What you will do:
A single number is needed: how many lines of the data hold the word "JSON".

Task material:
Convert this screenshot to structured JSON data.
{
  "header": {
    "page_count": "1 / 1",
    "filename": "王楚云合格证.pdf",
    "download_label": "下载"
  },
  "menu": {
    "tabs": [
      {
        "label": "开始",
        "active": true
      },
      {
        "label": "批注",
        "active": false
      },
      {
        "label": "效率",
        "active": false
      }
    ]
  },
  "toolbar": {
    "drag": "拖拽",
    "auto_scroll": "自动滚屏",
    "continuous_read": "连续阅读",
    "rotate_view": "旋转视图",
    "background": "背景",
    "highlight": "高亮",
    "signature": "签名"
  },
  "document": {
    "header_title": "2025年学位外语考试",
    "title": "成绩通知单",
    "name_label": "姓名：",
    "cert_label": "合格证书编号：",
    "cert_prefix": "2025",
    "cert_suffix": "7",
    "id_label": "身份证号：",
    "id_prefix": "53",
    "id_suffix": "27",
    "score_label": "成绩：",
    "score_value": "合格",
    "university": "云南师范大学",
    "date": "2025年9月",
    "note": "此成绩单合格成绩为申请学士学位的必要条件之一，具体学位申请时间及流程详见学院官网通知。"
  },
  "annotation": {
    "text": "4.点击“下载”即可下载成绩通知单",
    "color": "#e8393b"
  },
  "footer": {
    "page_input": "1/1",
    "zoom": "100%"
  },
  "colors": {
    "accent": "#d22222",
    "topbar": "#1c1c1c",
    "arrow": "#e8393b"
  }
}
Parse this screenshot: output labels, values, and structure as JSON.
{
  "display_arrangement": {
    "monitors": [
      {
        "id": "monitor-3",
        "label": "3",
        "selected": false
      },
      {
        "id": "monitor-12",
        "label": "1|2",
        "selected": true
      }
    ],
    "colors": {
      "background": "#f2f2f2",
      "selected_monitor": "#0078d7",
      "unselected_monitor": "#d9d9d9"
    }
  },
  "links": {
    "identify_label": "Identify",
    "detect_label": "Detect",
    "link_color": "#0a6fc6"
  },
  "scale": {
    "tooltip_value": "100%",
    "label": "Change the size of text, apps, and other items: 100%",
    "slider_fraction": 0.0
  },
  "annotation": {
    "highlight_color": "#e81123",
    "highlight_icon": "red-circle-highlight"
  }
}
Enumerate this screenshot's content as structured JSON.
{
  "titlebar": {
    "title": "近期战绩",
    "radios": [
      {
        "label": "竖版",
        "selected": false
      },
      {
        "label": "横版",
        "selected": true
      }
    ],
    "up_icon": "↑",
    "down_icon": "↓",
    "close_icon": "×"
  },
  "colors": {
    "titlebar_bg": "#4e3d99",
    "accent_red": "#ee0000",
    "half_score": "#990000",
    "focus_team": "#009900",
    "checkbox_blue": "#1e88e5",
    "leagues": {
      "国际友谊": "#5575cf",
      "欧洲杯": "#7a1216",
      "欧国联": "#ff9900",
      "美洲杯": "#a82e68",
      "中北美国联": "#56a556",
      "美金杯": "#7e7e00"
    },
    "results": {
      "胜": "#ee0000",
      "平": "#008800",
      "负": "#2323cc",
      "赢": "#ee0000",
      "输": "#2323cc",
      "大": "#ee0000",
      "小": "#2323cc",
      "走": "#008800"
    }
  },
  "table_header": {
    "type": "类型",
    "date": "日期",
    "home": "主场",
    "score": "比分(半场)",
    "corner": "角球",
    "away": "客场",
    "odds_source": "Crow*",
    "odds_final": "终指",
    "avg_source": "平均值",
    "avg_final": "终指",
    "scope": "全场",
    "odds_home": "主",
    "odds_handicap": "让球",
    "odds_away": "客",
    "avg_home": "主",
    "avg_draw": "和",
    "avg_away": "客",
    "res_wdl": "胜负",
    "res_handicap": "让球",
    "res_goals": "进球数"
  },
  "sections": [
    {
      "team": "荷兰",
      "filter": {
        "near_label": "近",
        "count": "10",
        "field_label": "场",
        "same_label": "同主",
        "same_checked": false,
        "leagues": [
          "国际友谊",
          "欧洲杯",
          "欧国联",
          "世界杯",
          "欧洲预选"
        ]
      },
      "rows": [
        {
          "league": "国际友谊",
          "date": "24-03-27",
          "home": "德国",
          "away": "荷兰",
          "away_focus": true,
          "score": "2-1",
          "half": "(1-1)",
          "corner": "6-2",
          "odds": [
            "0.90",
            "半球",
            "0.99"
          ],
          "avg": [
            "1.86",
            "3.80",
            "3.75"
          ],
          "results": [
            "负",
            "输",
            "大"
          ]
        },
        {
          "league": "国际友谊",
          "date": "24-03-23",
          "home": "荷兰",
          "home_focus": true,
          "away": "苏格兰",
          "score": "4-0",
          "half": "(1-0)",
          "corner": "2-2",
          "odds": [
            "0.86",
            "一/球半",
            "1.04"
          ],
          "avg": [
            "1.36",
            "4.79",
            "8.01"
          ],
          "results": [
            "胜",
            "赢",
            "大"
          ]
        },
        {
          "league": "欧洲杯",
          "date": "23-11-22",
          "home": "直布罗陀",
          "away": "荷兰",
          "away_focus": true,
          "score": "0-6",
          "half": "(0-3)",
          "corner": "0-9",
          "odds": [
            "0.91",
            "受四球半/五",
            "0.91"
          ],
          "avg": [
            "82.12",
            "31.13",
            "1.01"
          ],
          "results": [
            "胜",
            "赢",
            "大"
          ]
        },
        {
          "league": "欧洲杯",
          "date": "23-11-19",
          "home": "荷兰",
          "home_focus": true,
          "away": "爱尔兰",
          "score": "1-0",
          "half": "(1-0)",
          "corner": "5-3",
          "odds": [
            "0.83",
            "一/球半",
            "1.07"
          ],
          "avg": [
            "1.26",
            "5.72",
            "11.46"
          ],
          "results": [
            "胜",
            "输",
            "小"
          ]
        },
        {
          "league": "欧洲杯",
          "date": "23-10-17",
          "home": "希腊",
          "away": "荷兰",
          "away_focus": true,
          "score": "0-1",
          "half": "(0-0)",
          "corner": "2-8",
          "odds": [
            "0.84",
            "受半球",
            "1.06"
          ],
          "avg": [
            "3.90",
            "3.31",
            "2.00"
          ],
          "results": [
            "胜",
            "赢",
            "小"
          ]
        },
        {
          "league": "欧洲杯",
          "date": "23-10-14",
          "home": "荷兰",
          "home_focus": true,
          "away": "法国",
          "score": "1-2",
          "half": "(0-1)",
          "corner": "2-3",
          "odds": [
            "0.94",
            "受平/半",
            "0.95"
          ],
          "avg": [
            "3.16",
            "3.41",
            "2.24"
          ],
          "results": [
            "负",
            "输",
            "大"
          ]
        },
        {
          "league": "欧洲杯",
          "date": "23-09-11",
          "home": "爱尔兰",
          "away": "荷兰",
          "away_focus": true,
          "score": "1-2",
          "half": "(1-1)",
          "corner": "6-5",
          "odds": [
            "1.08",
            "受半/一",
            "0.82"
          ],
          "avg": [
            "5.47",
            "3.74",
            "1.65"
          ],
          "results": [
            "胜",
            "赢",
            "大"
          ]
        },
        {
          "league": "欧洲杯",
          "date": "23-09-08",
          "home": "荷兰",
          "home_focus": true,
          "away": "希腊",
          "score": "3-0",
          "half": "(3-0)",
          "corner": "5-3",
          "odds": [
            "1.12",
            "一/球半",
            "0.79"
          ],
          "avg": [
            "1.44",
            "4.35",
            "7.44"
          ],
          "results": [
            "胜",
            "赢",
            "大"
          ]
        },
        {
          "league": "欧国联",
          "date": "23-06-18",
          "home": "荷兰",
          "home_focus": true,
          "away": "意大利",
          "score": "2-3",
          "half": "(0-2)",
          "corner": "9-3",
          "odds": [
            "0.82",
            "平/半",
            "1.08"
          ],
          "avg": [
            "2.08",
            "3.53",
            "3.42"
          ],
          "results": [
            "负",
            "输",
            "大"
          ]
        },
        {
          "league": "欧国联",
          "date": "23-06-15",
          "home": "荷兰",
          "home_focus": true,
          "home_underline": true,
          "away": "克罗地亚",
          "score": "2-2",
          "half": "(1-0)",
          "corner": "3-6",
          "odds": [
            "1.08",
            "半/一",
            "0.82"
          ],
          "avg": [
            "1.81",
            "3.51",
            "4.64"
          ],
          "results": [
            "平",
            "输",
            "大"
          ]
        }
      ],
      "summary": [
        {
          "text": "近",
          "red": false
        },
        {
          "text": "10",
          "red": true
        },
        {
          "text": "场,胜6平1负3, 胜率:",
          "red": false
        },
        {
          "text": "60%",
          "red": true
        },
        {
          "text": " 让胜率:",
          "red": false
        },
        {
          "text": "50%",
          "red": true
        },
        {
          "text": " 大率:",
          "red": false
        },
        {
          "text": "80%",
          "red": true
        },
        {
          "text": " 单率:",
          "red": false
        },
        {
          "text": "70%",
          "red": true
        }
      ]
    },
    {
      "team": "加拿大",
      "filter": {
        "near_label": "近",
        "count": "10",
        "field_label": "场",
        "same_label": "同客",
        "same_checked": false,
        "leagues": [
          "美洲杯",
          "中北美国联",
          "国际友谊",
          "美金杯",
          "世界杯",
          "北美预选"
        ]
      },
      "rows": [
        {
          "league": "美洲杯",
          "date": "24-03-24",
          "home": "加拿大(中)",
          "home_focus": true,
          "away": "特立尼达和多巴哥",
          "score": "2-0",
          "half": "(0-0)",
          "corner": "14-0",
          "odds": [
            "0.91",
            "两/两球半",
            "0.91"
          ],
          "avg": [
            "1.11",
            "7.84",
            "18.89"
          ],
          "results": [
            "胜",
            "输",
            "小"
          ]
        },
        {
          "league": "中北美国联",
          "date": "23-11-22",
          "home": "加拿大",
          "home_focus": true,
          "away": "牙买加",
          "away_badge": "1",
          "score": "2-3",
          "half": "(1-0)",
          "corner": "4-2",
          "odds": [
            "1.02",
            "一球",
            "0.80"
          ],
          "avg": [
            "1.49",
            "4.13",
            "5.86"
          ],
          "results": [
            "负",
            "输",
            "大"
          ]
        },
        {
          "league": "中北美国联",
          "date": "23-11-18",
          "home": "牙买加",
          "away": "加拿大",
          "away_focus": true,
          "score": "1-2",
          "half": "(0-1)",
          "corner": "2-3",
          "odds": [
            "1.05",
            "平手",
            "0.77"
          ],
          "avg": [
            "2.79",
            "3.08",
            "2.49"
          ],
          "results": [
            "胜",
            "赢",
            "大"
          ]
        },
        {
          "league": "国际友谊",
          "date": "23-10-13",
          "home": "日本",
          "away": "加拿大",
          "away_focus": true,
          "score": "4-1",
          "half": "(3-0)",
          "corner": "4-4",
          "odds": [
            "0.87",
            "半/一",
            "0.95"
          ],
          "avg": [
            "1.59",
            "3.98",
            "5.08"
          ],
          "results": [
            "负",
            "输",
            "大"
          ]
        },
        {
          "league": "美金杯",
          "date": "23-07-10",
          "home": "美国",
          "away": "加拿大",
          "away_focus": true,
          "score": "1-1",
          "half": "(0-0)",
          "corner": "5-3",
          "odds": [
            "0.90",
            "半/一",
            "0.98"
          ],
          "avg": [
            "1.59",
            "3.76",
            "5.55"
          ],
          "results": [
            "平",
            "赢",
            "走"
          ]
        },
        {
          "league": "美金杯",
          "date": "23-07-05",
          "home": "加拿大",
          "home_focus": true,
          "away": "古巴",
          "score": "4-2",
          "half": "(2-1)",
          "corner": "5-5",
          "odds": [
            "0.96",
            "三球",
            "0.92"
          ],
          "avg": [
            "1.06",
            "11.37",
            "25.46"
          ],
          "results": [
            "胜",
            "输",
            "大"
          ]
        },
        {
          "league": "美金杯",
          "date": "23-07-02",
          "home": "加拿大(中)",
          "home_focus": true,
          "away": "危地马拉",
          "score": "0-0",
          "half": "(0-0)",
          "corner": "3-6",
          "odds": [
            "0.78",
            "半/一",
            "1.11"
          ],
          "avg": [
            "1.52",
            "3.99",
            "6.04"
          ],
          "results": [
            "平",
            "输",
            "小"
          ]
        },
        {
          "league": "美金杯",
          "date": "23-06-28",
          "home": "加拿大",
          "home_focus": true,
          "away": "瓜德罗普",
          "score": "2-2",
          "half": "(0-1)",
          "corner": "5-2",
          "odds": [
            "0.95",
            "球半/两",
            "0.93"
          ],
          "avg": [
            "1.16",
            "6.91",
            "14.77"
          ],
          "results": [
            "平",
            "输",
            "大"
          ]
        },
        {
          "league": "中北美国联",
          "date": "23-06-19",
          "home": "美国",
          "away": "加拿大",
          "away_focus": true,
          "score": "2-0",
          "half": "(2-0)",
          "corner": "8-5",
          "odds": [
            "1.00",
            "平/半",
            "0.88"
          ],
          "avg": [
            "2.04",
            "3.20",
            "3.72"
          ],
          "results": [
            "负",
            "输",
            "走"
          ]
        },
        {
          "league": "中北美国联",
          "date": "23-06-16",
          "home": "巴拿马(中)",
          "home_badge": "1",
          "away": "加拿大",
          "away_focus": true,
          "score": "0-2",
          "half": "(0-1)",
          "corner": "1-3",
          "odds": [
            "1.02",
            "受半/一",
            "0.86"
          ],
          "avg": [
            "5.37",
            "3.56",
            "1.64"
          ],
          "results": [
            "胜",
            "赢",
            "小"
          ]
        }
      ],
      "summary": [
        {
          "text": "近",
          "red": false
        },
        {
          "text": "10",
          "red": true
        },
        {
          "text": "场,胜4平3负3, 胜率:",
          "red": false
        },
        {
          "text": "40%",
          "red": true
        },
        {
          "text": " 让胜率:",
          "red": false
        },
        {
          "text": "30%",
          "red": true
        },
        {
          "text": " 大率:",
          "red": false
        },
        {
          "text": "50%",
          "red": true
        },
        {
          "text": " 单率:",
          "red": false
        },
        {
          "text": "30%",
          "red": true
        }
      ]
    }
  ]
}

Exercise output:
3